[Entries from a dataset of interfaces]
━━━━━━━━━━

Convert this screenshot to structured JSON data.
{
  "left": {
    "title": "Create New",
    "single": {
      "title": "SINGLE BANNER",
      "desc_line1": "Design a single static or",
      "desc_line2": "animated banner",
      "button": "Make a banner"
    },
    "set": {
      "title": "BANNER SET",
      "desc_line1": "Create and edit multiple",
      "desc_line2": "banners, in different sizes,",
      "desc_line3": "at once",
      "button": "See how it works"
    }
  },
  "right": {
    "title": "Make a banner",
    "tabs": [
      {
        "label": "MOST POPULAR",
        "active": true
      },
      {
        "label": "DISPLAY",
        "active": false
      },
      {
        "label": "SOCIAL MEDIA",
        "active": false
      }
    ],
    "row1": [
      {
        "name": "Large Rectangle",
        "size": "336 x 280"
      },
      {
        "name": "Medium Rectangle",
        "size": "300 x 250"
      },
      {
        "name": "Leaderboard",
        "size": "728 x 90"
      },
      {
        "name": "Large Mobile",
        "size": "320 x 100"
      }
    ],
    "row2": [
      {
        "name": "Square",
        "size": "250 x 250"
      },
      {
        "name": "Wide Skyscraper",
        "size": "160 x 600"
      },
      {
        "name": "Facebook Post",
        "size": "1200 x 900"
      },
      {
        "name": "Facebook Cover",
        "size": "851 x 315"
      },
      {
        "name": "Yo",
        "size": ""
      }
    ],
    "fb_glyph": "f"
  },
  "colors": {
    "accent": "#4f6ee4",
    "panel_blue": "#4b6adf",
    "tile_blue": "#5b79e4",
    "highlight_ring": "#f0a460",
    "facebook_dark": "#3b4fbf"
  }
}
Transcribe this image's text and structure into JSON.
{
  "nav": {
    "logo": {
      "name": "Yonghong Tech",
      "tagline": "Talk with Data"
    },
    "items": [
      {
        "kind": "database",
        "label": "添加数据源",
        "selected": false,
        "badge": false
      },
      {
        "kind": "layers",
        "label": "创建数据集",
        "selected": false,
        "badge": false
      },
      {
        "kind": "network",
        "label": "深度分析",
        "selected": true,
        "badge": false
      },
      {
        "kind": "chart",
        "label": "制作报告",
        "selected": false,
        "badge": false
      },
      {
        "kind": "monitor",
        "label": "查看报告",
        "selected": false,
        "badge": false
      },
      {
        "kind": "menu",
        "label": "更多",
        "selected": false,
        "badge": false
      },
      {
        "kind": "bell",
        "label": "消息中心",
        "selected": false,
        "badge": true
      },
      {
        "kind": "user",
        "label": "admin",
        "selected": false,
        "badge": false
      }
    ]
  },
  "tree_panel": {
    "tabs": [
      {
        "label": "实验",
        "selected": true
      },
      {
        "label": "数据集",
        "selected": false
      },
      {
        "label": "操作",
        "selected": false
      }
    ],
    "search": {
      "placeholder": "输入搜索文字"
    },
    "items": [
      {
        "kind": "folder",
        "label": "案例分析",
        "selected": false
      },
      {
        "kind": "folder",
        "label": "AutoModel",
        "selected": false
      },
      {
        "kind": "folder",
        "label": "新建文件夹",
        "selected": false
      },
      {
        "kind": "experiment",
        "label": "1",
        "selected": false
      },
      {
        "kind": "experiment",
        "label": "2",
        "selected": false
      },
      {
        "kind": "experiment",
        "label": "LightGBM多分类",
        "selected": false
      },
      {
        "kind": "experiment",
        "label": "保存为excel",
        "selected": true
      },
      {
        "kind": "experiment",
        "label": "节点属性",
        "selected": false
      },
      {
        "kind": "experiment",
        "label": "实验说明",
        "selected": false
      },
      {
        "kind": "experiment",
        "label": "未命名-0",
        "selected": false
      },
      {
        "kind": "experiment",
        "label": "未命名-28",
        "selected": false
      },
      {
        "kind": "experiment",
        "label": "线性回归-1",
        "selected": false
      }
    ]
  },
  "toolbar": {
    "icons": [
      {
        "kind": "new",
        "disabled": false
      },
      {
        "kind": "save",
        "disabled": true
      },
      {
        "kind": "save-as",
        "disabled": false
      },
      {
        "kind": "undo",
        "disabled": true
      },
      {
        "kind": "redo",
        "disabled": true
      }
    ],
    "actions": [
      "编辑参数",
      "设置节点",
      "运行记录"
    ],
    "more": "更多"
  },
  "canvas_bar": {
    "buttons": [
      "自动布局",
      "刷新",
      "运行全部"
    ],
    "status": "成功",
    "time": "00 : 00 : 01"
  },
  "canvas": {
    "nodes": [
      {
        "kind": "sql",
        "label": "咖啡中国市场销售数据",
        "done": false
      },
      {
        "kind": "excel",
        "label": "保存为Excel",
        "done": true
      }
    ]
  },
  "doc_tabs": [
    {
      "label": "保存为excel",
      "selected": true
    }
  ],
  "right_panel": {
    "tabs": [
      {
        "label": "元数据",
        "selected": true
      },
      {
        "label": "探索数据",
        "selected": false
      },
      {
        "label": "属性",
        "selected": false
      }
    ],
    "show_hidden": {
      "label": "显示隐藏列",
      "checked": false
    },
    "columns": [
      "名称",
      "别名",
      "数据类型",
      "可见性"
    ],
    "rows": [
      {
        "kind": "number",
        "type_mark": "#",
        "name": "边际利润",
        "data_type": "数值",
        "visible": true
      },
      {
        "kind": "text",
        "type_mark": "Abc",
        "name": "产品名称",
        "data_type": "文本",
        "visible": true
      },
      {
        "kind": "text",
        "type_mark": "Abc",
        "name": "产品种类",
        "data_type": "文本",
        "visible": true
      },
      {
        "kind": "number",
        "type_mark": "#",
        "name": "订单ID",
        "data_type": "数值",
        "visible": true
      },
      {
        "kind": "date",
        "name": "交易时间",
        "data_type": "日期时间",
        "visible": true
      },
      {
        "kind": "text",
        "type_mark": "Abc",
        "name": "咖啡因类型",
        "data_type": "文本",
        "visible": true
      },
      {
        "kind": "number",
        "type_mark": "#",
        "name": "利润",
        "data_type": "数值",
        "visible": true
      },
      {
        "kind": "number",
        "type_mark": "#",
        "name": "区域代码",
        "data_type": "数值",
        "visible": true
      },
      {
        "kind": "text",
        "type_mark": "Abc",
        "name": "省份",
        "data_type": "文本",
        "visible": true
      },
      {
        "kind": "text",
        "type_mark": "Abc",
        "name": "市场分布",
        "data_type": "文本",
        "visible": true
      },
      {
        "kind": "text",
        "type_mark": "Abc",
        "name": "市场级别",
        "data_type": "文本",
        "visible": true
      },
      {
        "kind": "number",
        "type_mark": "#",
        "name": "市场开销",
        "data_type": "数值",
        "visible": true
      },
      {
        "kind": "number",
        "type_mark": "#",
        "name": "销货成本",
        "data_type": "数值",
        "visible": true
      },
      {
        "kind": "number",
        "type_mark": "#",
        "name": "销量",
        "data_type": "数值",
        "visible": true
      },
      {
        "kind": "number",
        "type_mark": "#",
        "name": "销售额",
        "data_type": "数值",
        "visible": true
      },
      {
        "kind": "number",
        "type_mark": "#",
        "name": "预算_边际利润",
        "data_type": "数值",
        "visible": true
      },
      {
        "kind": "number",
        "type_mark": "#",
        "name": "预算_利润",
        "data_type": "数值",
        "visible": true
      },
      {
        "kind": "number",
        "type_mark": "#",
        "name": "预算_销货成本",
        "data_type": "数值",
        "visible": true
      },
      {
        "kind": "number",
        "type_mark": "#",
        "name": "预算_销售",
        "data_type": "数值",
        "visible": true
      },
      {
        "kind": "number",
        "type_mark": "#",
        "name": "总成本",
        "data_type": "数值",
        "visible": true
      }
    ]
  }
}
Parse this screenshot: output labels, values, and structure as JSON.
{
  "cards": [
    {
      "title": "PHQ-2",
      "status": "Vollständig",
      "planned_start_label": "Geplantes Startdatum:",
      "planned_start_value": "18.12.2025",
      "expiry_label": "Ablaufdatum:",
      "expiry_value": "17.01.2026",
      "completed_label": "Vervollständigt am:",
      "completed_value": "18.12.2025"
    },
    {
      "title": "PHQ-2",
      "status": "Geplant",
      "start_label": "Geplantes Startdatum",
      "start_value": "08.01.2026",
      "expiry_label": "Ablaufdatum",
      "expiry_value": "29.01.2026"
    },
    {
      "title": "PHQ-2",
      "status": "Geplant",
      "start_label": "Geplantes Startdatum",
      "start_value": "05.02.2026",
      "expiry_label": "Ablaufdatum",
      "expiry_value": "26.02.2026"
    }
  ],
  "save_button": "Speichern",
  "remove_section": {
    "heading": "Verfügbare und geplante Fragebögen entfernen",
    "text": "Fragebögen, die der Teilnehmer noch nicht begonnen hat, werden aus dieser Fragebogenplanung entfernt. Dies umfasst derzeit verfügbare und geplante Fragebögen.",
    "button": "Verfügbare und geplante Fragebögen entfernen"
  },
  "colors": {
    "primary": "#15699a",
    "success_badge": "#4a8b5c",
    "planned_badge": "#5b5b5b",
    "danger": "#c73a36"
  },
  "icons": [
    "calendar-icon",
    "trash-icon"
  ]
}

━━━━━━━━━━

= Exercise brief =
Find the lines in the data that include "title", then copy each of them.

= Result of the task =
    "title": "Create New",
      "title": "SINGLE BANNER",
      "title": "BANNER SET",
    "title": "Make a banner",
      "title": "PHQ-2",
      "title": "PHQ-2",
      "title": "PHQ-2",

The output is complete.